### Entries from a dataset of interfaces
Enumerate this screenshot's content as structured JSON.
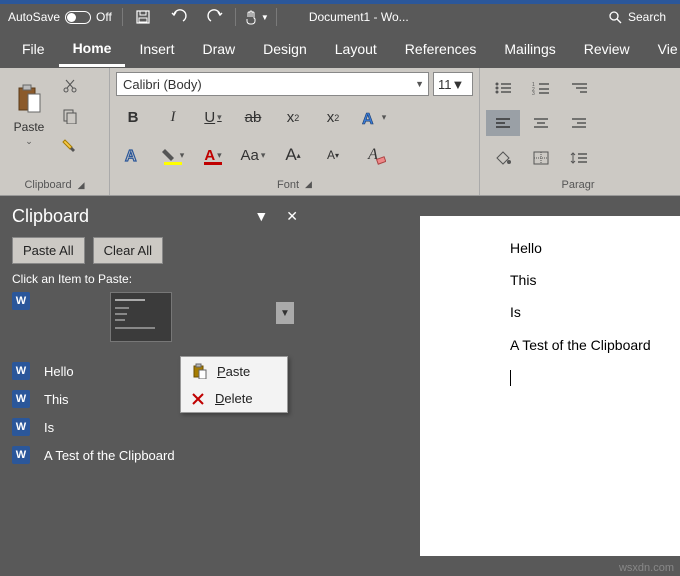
{
  "titlebar": {
    "autosave_label": "AutoSave",
    "autosave_state": "Off",
    "doc_title": "Document1 - Wo...",
    "search_label": "Search"
  },
  "tabs": {
    "file": "File",
    "home": "Home",
    "insert": "Insert",
    "draw": "Draw",
    "design": "Design",
    "layout": "Layout",
    "references": "References",
    "mailings": "Mailings",
    "review": "Review",
    "view": "Vie"
  },
  "ribbon": {
    "clipboard": {
      "paste": "Paste",
      "label": "Clipboard"
    },
    "font": {
      "name": "Calibri (Body)",
      "size": "11",
      "label": "Font",
      "bold": "B",
      "italic": "I",
      "underline": "U",
      "strike": "ab",
      "sub": "x",
      "sup": "x",
      "aa": "Aa",
      "a_big": "A",
      "a_small": "A"
    },
    "paragraph": {
      "label": "Paragr"
    }
  },
  "pane": {
    "title": "Clipboard",
    "paste_all": "Paste All",
    "clear_all": "Clear All",
    "hint": "Click an Item to Paste:",
    "items": [
      "Hello",
      "This",
      "Is",
      "A Test of the Clipboard"
    ]
  },
  "context_menu": {
    "paste": "Paste",
    "delete": "Delete"
  },
  "document": {
    "lines": [
      "Hello",
      "This",
      "Is",
      "A Test of the Clipboard"
    ]
  },
  "watermark": "wsxdn.com"
}
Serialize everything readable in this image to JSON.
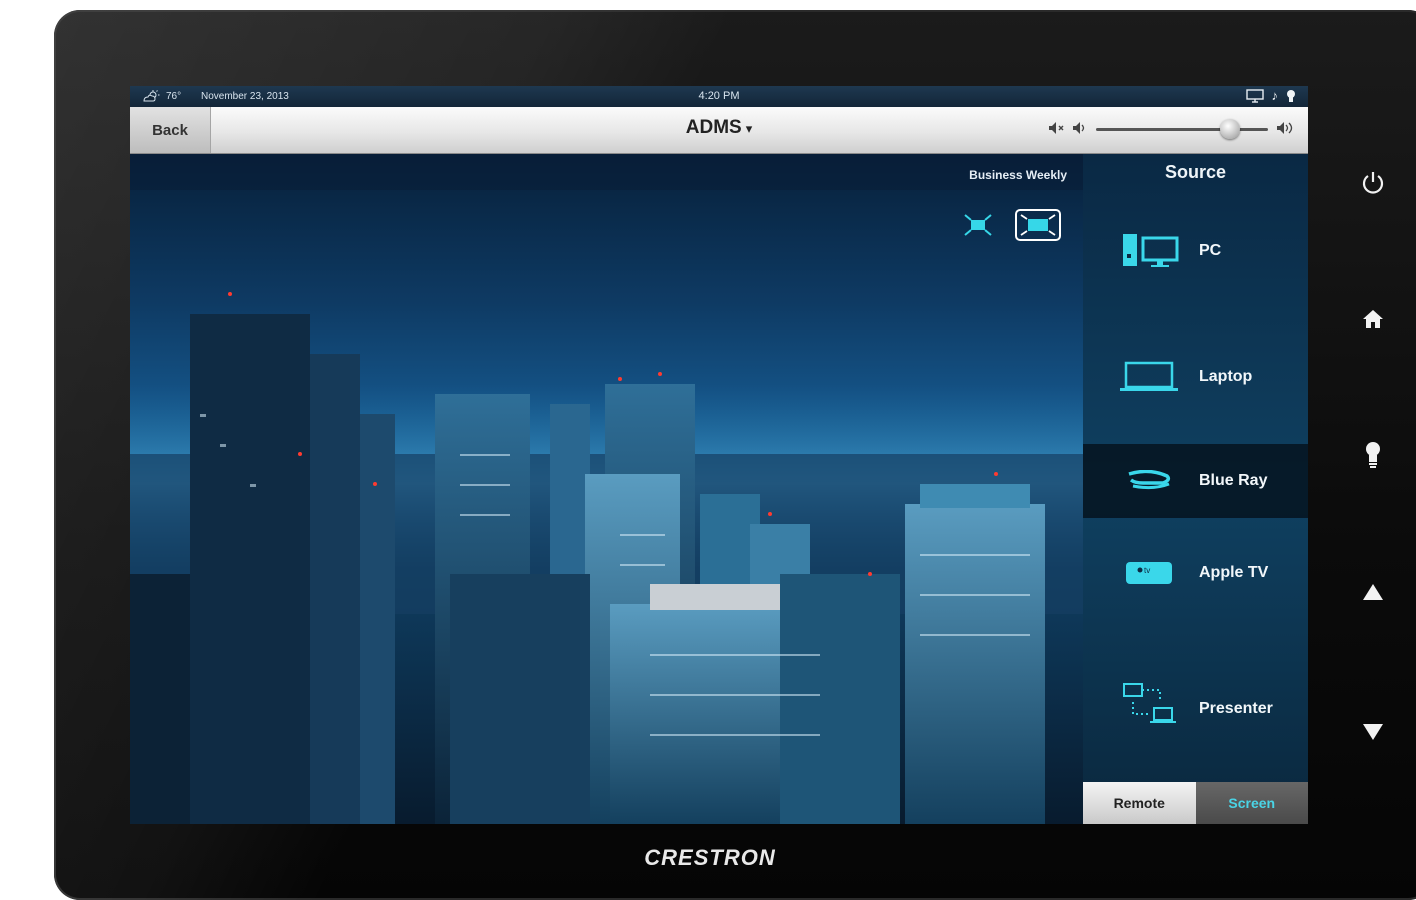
{
  "status_bar": {
    "temperature": "76°",
    "date": "November 23, 2013",
    "time": "4:20 PM",
    "weather_icon": "partly-cloudy-icon",
    "status_icons": [
      "display-icon",
      "music-note-icon",
      "lightbulb-icon"
    ]
  },
  "nav": {
    "back_label": "Back",
    "room_title": "ADMS",
    "room_caret": "▾",
    "volume_level": 0.78
  },
  "content": {
    "channel_label": "Business Weekly",
    "view_icons": [
      "fit-screen-icon",
      "fill-screen-icon"
    ]
  },
  "source_panel": {
    "title": "Source",
    "items": [
      {
        "label": "PC",
        "icon": "pc-icon",
        "active": false
      },
      {
        "label": "Laptop",
        "icon": "laptop-icon",
        "active": false
      },
      {
        "label": "Blue Ray",
        "icon": "bluray-icon",
        "active": true
      },
      {
        "label": "Apple TV",
        "icon": "apple-tv-icon",
        "active": false
      },
      {
        "label": "Presenter",
        "icon": "presenter-icon",
        "active": false
      }
    ],
    "apple_tv_badge": "tv",
    "tabs": {
      "remote": "Remote",
      "screen": "Screen"
    }
  },
  "hard_buttons": [
    "power-icon",
    "home-icon",
    "lightbulb-icon",
    "up-arrow-icon",
    "down-arrow-icon"
  ],
  "brand": "CRESTRON",
  "colors": {
    "accent": "#4ad4e6",
    "nav_bg": "#e8e8e8",
    "panel_bg": "#0e3a5a"
  }
}
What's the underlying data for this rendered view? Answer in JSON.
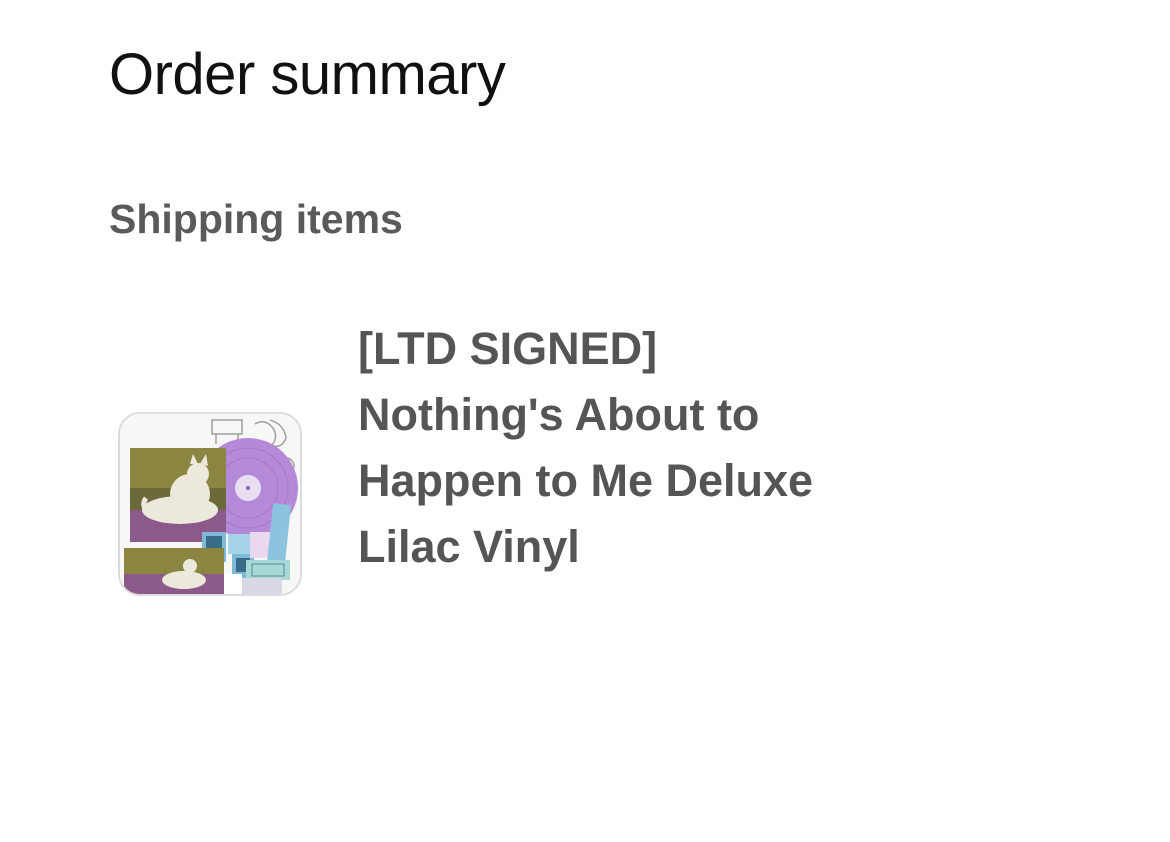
{
  "header": {
    "title": "Order summary"
  },
  "shipping": {
    "heading": "Shipping items",
    "items": [
      {
        "title": "[LTD SIGNED] Nothing's About to Happen to Me Deluxe Lilac Vinyl",
        "image": "album-cover-thumbnail"
      }
    ]
  },
  "colors": {
    "title_text": "#111111",
    "muted_text": "#5a5a5a",
    "vinyl_lilac": "#b48ad8"
  }
}
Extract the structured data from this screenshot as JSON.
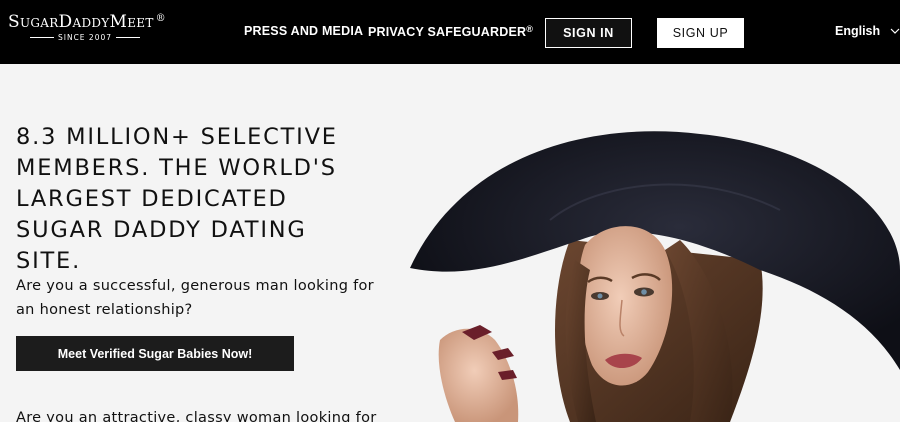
{
  "brand": {
    "name": "SugarDaddyMeet",
    "registered": "®",
    "since": "SINCE 2007"
  },
  "nav": {
    "press": "PRESS AND MEDIA",
    "privacy": "PRIVACY SAFEGUARDER",
    "privacy_mark": "®",
    "sign_in": "SIGN IN",
    "sign_up": "SIGN UP",
    "language": "English"
  },
  "hero": {
    "title": "8.3 MILLION+ SELECTIVE MEMBERS. THE WORLD'S LARGEST DEDICATED SUGAR DADDY DATING SITE.",
    "men_prompt": "Are you a successful, generous man looking for an honest relationship?",
    "men_cta": "Meet Verified Sugar Babies Now!",
    "women_prompt": "Are you an attractive, classy woman looking for"
  },
  "colors": {
    "header_bg": "#000000",
    "page_bg": "#f4f4f4",
    "cta_bg": "#1c1c1c"
  },
  "icons": {
    "language_caret": "chevron-down-icon"
  }
}
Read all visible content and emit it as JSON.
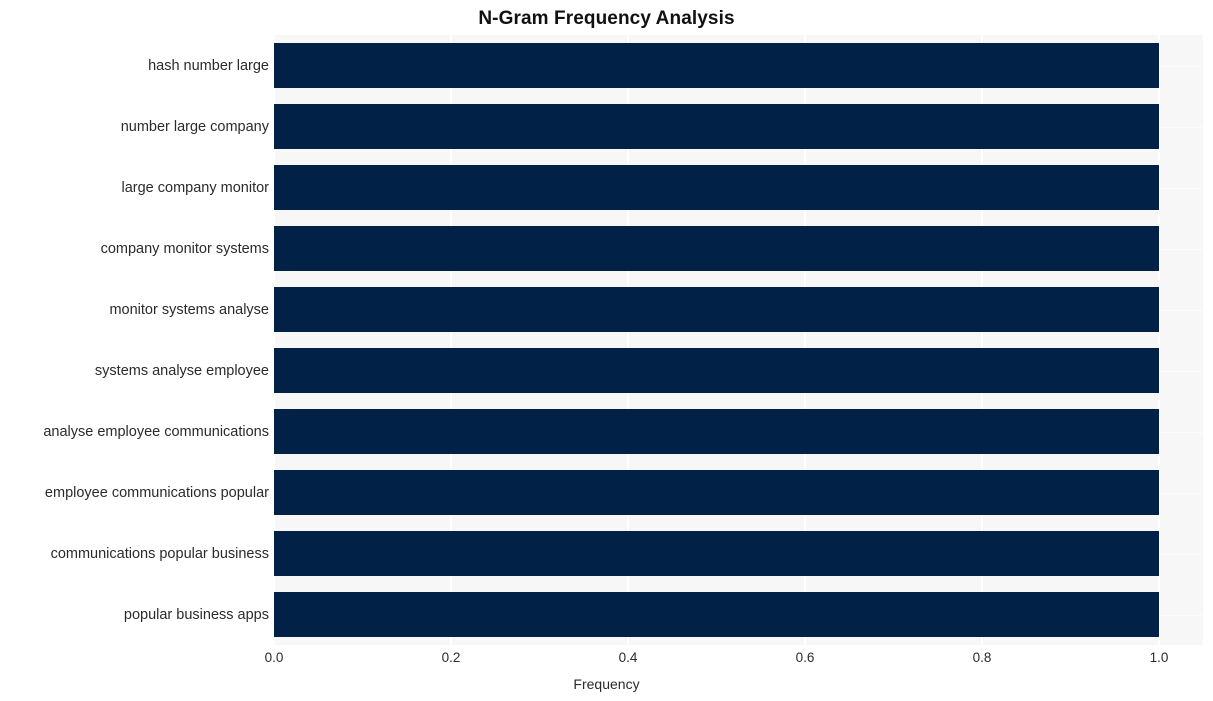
{
  "chart_data": {
    "type": "bar",
    "orientation": "horizontal",
    "title": "N-Gram Frequency Analysis",
    "xlabel": "Frequency",
    "ylabel": "",
    "xlim": [
      0.0,
      1.0
    ],
    "xticks": [
      "0.0",
      "0.2",
      "0.4",
      "0.6",
      "0.8",
      "1.0"
    ],
    "xtick_values": [
      0.0,
      0.2,
      0.4,
      0.6,
      0.8,
      1.0
    ],
    "grid": true,
    "legend": false,
    "bar_color": "#012147",
    "plot_background": "#f7f7f7",
    "gridline_color": "#ffffff",
    "categories": [
      "hash number large",
      "number large company",
      "large company monitor",
      "company monitor systems",
      "monitor systems analyse",
      "systems analyse employee",
      "analyse employee communications",
      "employee communications popular",
      "communications popular business",
      "popular business apps"
    ],
    "values": [
      1.0,
      1.0,
      1.0,
      1.0,
      1.0,
      1.0,
      1.0,
      1.0,
      1.0,
      1.0
    ]
  }
}
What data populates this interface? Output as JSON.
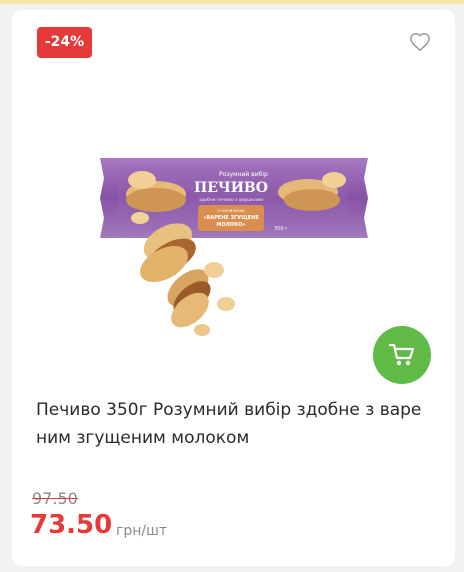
{
  "product_card": {
    "discount_badge": "-24%",
    "title": "Печиво 350г Розумний вибір здобне з варе ним згущеним молоком",
    "old_price": "97.50",
    "price": "73.50",
    "unit": "грн/шт",
    "package": {
      "brand": "Розумний вибір",
      "name": "ПЕЧИВО",
      "subtitle": "здобне печиво з вершками",
      "flavor_line1": "з начинкою",
      "flavor_line2": "«ВАРЕНЕ ЗГУЩЕНЕ",
      "flavor_line3": "МОЛОКО»",
      "weight": "350 г"
    },
    "icons": {
      "favorite": "heart-outline-icon",
      "cart": "cart-icon"
    },
    "colors": {
      "discount": "#e5393a",
      "cart_button": "#5fba46",
      "package": "#8a5aa6"
    }
  }
}
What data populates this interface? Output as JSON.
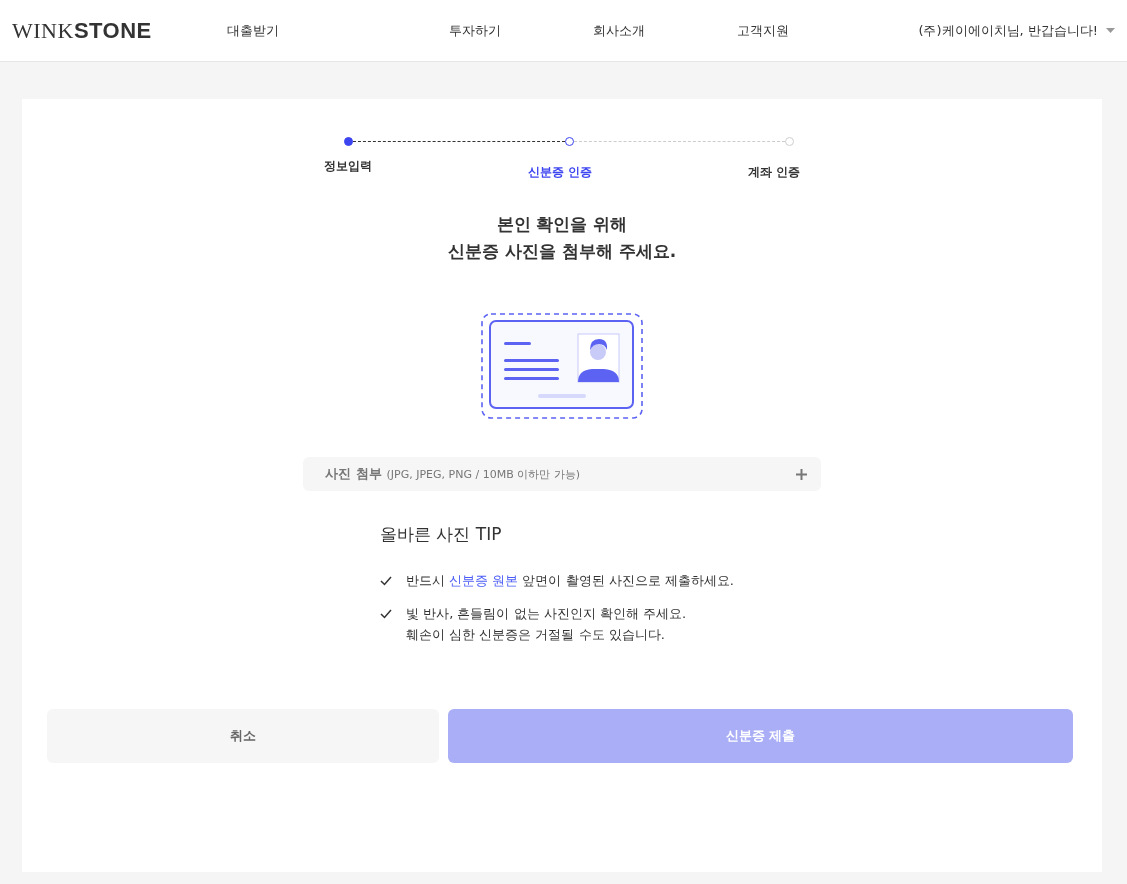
{
  "header": {
    "logo": "WINK**STONE**",
    "nav": [
      {
        "label": "대출받기"
      },
      {
        "label": "투자하기"
      },
      {
        "label": "회사소개"
      },
      {
        "label": "고객지원"
      }
    ],
    "user_menu": "(주)케이에이치님, 반갑습니다!"
  },
  "steps": [
    {
      "label": "정보입력",
      "done": true,
      "selected": false
    },
    {
      "label": "신분증 인증",
      "done": false,
      "selected": true
    },
    {
      "label": "계좌 인증",
      "done": false,
      "selected": false
    }
  ],
  "title": [
    "본인 확인을 위해",
    "신분증 사진을 첨부해 주세요."
  ],
  "upload": {
    "label": "사진 첨부",
    "hint": "(JPG, JPEG, PNG / 10MB 이하만 가능)"
  },
  "tips": {
    "title": "올바른 사진 TIP",
    "items": [
      {
        "lines": [
          [
            {
              "text": "반드시 ",
              "highlight": false
            },
            {
              "text": "신분증 원본",
              "highlight": true
            },
            {
              "text": " 앞면이 촬영된 사진으로 제출하세요.",
              "highlight": false
            }
          ]
        ]
      },
      {
        "lines": [
          [
            {
              "text": "빛 반사, 흔들림이 없는 사진인지 확인해 주세요.",
              "highlight": false
            }
          ],
          [
            {
              "text": "훼손이 심한 신분증은 거절될 수도 있습니다.",
              "highlight": false
            }
          ]
        ]
      }
    ]
  },
  "buttons": {
    "cancel": {
      "label": "취소"
    },
    "submit": {
      "label": "신분증 제출",
      "disabled": true
    }
  }
}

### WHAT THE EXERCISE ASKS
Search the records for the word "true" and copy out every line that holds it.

### SOLUTION TO THIS TASK
        "active": true
    "grid": true,
      "done": true,
      "selected": true
              "highlight": true
      "disabled": true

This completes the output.